-End of Document-
Thanks for reading

ngrok provides introspected tunnels to localhost.
ngrok is a reverse proxy that creates a secure tunnel from a public endpoint to a locally running web service.

Which translates to 
"I want to expose a local server to the internet"
http://anyonecanaccess -> http://localhost 

  • Why would you want to use ngrok?

ngrok can be necessary for development and testing external services, such as Single Sign On, SAML, external APIs, Cloud solutions, etc

While you could pay for a domain and forward that to your development environment, that tends to be cost prohibitive and not overly practical given the nature of development and testing vms, containers, services, etc.  Especially in a company environment where you do not have access to the routers/firewalls.

You can also use ngrok to quickly demo a local feature before deploying.

  • How to use ngrok

To use ngrok, download and extract it to a directory
https://ngrok.com/download

C:/dev/ngrok

From a command prompt, 
such as microsofts cmd or a more feature rich ConsoleZ

> ngrok http 80

Session Status         online
Session Expires        7 hours, 4 minutes
Version                2.2.8
Region                 United States (us)
Web Interface          http://127.0.0.1:4040
Forwarding             http://24f98db7.ngrok.io -> localhost:80
Forwarding             https://24f98db7.ngrok.io -> localhost:80  

Assuming you already have a web based application running on port 80 ie 
http://localhost
you can access your local development environment via 
http://24f98db7.ngrok.io
The '24f98db7' part is randomly generated every time you start an ngrok instance.

The free version doesn't require an account and allows for basic http/tcp tunnels, which tends to be sufficient for development.  But the publicly exposed url is limited to 8 hours.  You can also create a free account for more resources if needed.

The paid versions of ngrok allow for End-to-End TLS Tunnels, Reserved domains, Reserved TCP addresses, more connections / minute, more tunnels/ngrok process, etc.
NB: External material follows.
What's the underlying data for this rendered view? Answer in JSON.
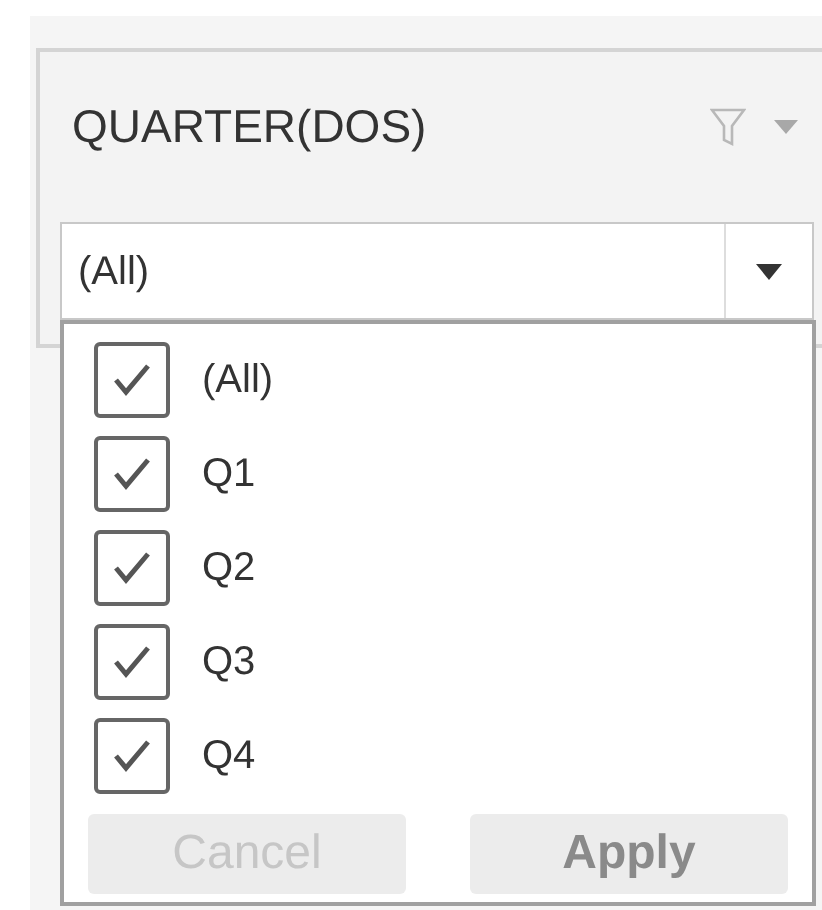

If your local development application runs on a custom local domain name such as myawesomeapp.local, you can use that with ngrok instead of localhost

> ngrok http myawesomeapp.local:80

Session Status                online
Session Expires               7 hours, 4 minutes
Version                       2.2.8  
Region                        United States (us)    
Web Interface                 http://127.0.0.1:4040
Forwarding                    http://8316dcb8.ngrok.io -> myawesomeapp.local:80
Forwarding                    https://8316dcb8.ngrok.io -> myawesomeapp.local:80      

Note: Unlike .local, .test, and .example, .dev is not on a list of specially protected names.
in 2017, Chrome forces connections to all domains ending in .dev (as well as .foo) to use HTTPS
reference: theregister goole dev network

You can also add basic password protection to your exposed application

> ngrok http -auth "user:password" myawesomeapp.local:80

To stop ngrok just press ctrl + c

ngrok away

-End of Document-
Thanks for reading